Soon the manager was off the phone with an announcement that two tornadoes had touched down – one about a mile and a half west, the other two miles east. Because the tornado was not within a mile, he could not require anyone to seek safety but he would allow those who wanted to into the back bunker of McDonalds. Everyone gathered around all panicky as we marched behind the counter, past the deep fryers and employees rolling their eyes, and into the refrigerator. We all squeezed in, but I was able to claim a back corner next to the door to the freezer, setting my bookbag on the vanilla soft serve. The five person family stood next to me near the salad dressing, parents hugging their children for mutual warmth. One of the nearby adults joked “hey, this cheese looks real.” After a few moments of silence in the cramped conditions, the golden boy asked if anyone wanted to play a game and I shouted that I have a deck of cards, but our efforts of cheer were only met with silence and grunts. I thought about opening my laptop and playing some dance music to make it a party with the apple dippers, but once again felt the mood was inappropriate. With no one to talk to, I pulled out my Houdini book and began to read a passage on escaping from a locked chamber. As people begin to shiver, the golden boy passes out aprons. When one lady put hers on, she proclaimed this was the only time she would ever wear a McDonalds uniform, which I felt was slightly offensive to the people providing us shelter, but received much more laughter than any previous attempts at jokes. Just as we settled in, the manager came into the refrigerator and said it was safe to come out.

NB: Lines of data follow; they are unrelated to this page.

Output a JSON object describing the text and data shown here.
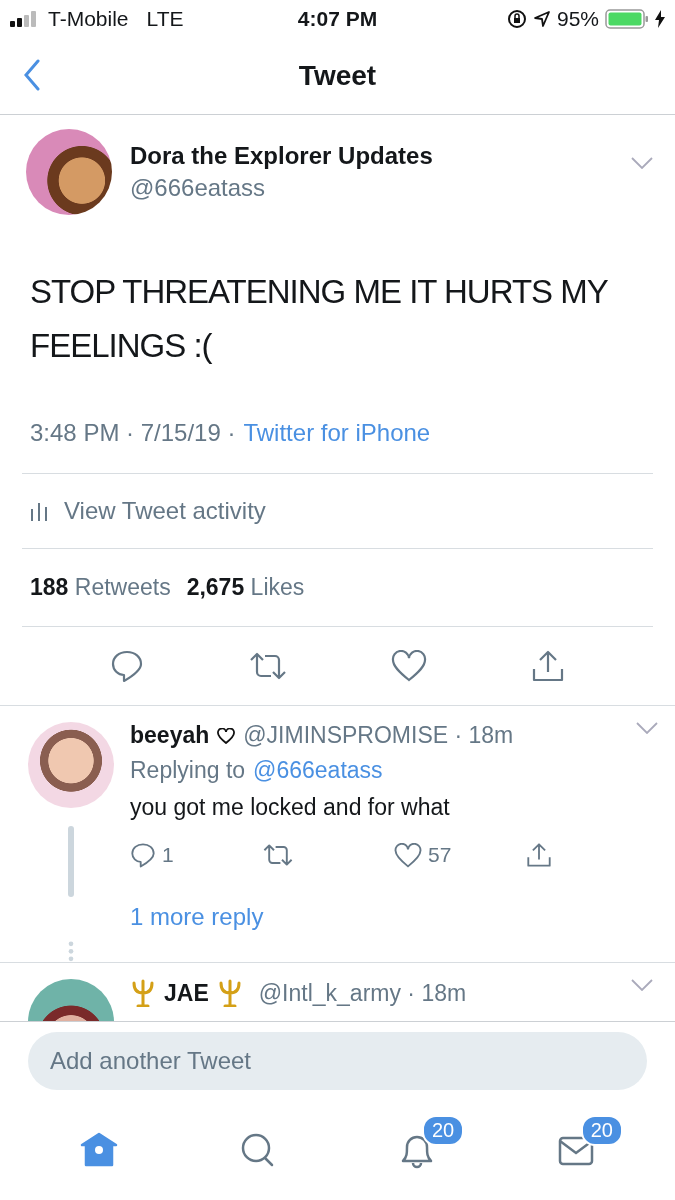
{
  "status_bar": {
    "carrier": "T-Mobile",
    "network": "LTE",
    "time": "4:07 PM",
    "battery": "95%"
  },
  "nav": {
    "title": "Tweet"
  },
  "tweet": {
    "name": "Dora the Explorer Updates",
    "handle": "@666eatass",
    "text": "STOP THREATENING ME IT HURTS MY FEELINGS :(",
    "time": "3:48 PM · 7/15/19 ·",
    "source": "Twitter for iPhone",
    "activity": "View Tweet activity",
    "retweets": "188",
    "retweets_label": "Retweets",
    "likes": "2,675",
    "likes_label": "Likes"
  },
  "replies": [
    {
      "name": "beeyah",
      "name_heart": true,
      "tridents": false,
      "handle": "@JIMINSPROMISE · 18m",
      "replying_prefix": "Replying to",
      "replying_to": "@666eatass",
      "text": "you got me locked and for what",
      "reply_count": "1",
      "like_count": "57",
      "more": "1 more reply"
    },
    {
      "name": "JAE",
      "name_heart": false,
      "tridents": true,
      "handle": "@Intl_k_army · 18m"
    }
  ],
  "compose": {
    "placeholder": "Add another Tweet"
  },
  "tabs": [
    {
      "kind": "home",
      "selected": true
    },
    {
      "kind": "search",
      "selected": false
    },
    {
      "kind": "notifications",
      "selected": false,
      "badge": "20"
    },
    {
      "kind": "messages",
      "selected": false,
      "badge": "20"
    }
  ]
}
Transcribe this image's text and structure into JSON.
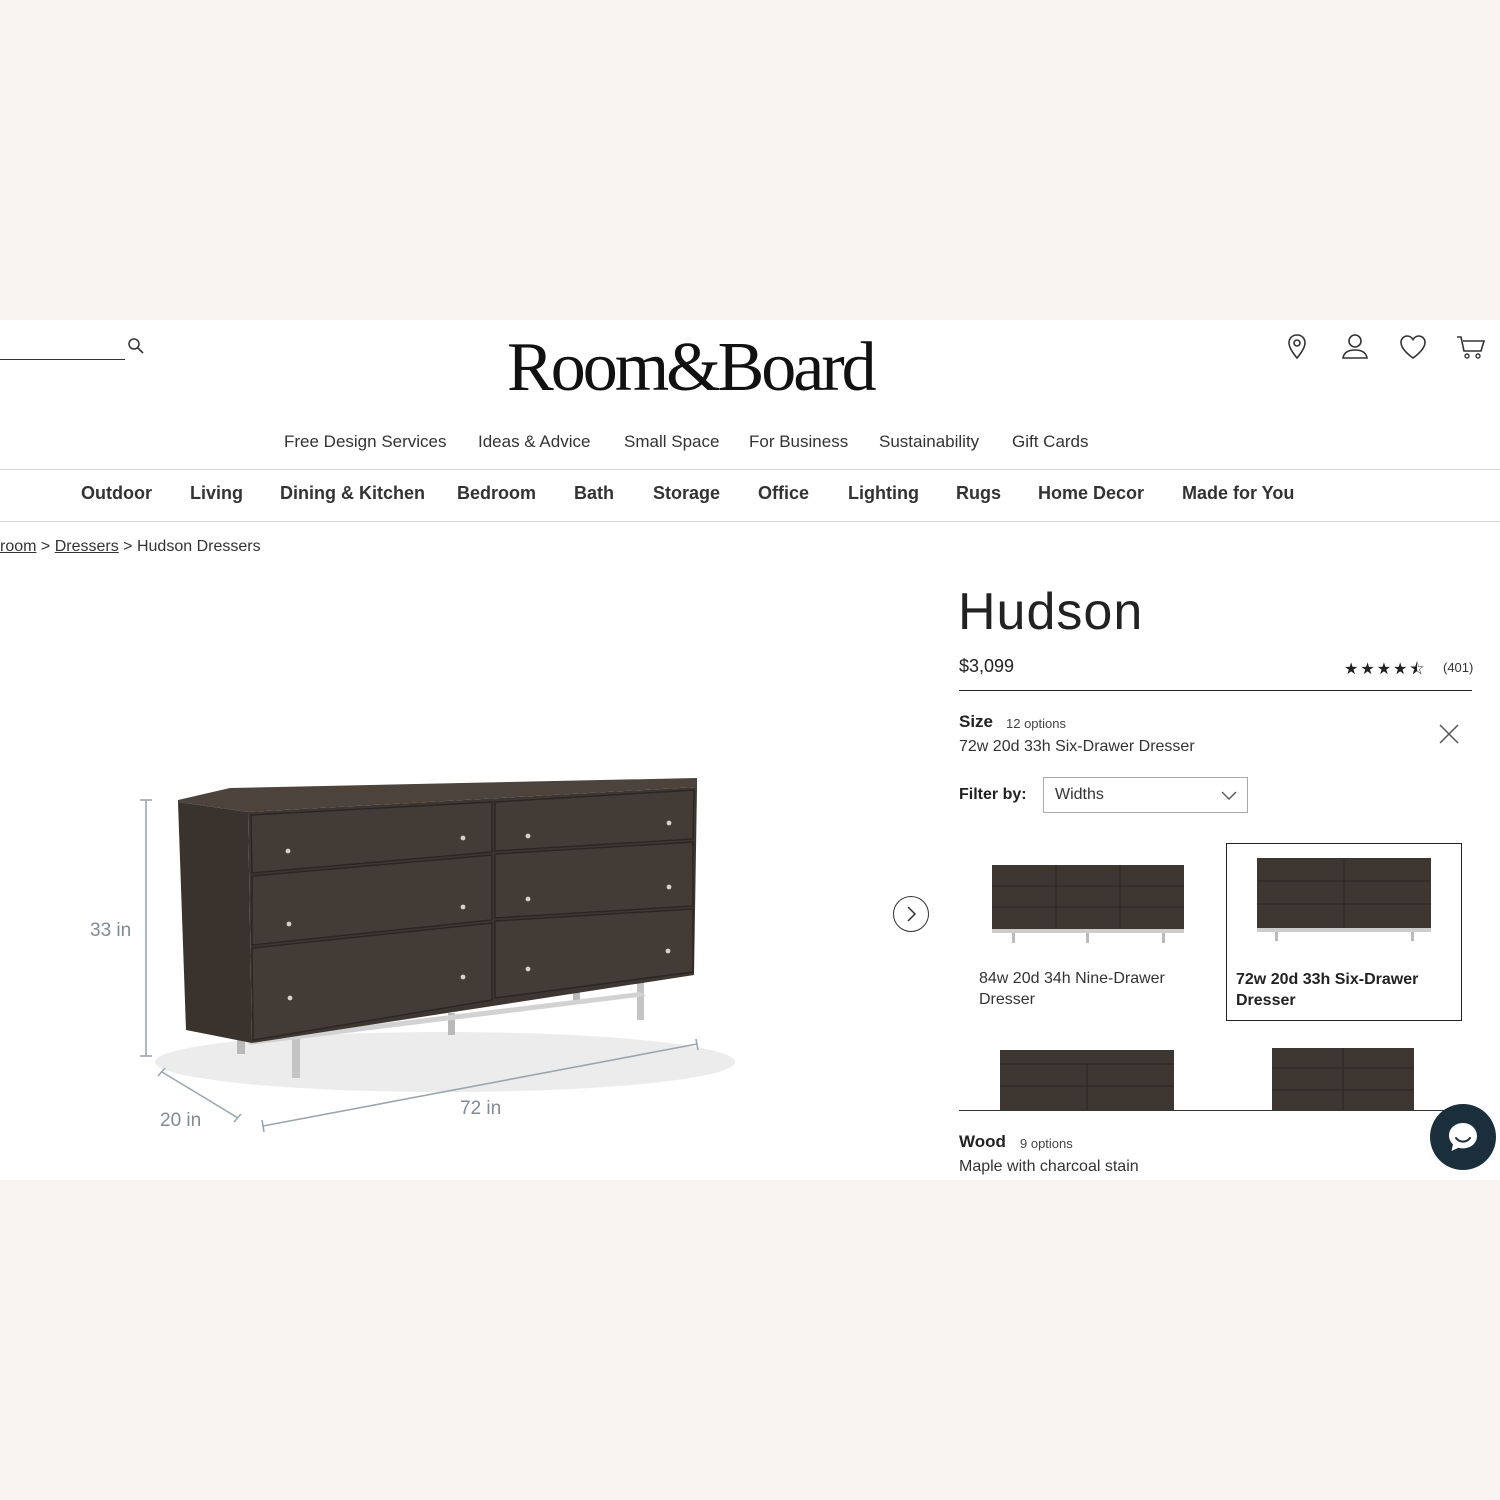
{
  "header": {
    "logo": "Room&Board",
    "utility_icons": [
      "location-pin-icon",
      "account-icon",
      "heart-icon",
      "cart-icon"
    ]
  },
  "secondary_nav": [
    "Free Design Services",
    "Ideas & Advice",
    "Small Space",
    "For Business",
    "Sustainability",
    "Gift Cards"
  ],
  "main_nav": [
    "Outdoor",
    "Living",
    "Dining & Kitchen",
    "Bedroom",
    "Bath",
    "Storage",
    "Office",
    "Lighting",
    "Rugs",
    "Home Decor",
    "Made for You"
  ],
  "breadcrumb": {
    "item1": "room",
    "sep1": ">",
    "item2": "Dressers",
    "sep2": ">",
    "current": "Hudson Dressers"
  },
  "hero": {
    "dim_height": "33 in",
    "dim_depth": "20 in",
    "dim_width": "72 in"
  },
  "product": {
    "title": "Hudson",
    "price": "$3,099",
    "rating_stars": "★★★★⯪",
    "rating": 4.5,
    "reviews": "(401)",
    "size": {
      "label": "Size",
      "options_count": "12 options",
      "selected": "72w 20d 33h Six-Drawer Dresser",
      "filter_label": "Filter by:",
      "filter_value": "Widths",
      "cards": [
        {
          "caption": "84w 20d 34h Nine-Drawer Dresser"
        },
        {
          "caption": "72w 20d 33h Six-Drawer Dresser"
        }
      ]
    },
    "wood": {
      "label": "Wood",
      "options_count": "9 options",
      "selected": "Maple with charcoal stain"
    }
  },
  "colors": {
    "wood": "#3e3731",
    "accent": "#1a2e3b"
  }
}
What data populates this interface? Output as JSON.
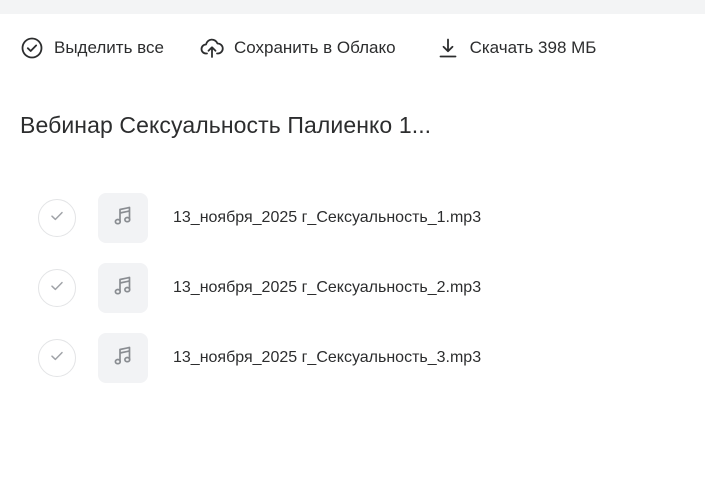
{
  "toolbar": {
    "select_all_label": "Выделить все",
    "save_cloud_label": "Сохранить в Облако",
    "download_label": "Скачать 398 МБ"
  },
  "folder": {
    "title": "Вебинар Сексуальность Палиенко 1..."
  },
  "files": [
    {
      "name": "13_ноября_2025 г_Сексуальность_1.mp3",
      "icon": "music-note-icon"
    },
    {
      "name": "13_ноября_2025 г_Сексуальность_2.mp3",
      "icon": "music-note-icon"
    },
    {
      "name": "13_ноября_2025 г_Сексуальность_3.mp3",
      "icon": "music-note-icon"
    }
  ],
  "colors": {
    "text": "#2c2d2e",
    "icon": "#2c2d2e",
    "muted_icon": "#a0a3a8",
    "thumb_bg": "#f2f3f5",
    "top_strip": "#f3f4f5"
  }
}
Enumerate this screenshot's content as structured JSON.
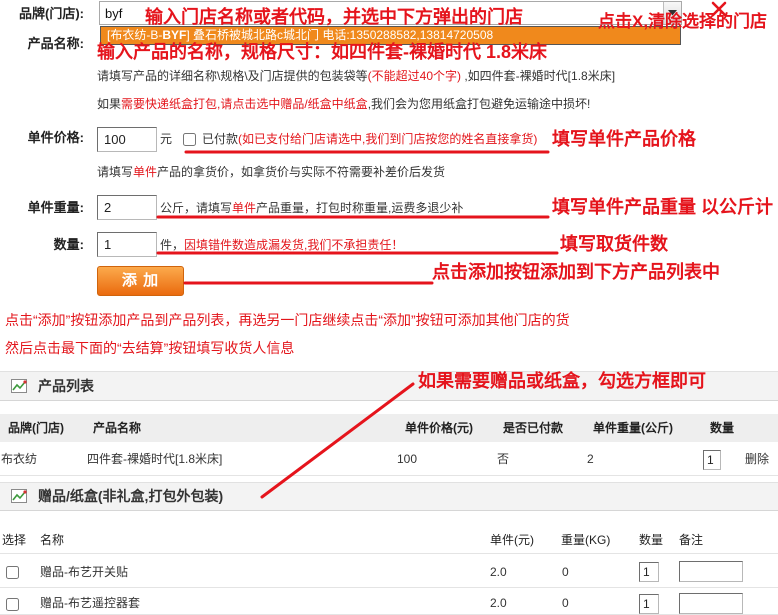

We marched out with a few more tasteless jokes about stealing something, though I tried to say thank you to everyone, and emerged into the store, noting the rain had stopped and the sky had turned a normal hue. I waited a few minutes to get my bearings and then headed back onto the highway. The Tornado warnings had all expired in the area and the weather channel had its eyes turned on the next round heading toward St. Louis as I drove the opposite direction, west. On the highway, unless you were looking for evidence, you didn’t really find it. The roads were completely clear of debris and everywhere around looked just as it did after a normal rainstorm. I did run into one accident where it looked like no one was harmed but the car had done a nosedive into a ditch. One the opposite side of the road, a tractor-trailer lay on its side. Several road signs were snapped in half and lay peacefully on the grass.

When the tornadoes had fully subsided, I found that I was in Kansas.

The rest of the drive was remarkably uneventful. I had pondered whether to pay for a hotel room in the aftermath of the storms, but decided I neither wanted to pay for it nor deal with the whole not-being-21 thing. I found Clinton Lakes State Park and paid a total of 11 dollars for camping and parking the night. A few days beforehand the lock to my trunk became finniky (it has been for a while) and will now mostly refuse to unlock. I kind of know how to fix it, but don’t really have the proper tools or motivation to do it, so in the last remaining hour of light I reorganized my car, making everything easy to find and clearing the front seat off. Though a few showers peppered my tent, overall it was one of the most relaxing nights on the road yet.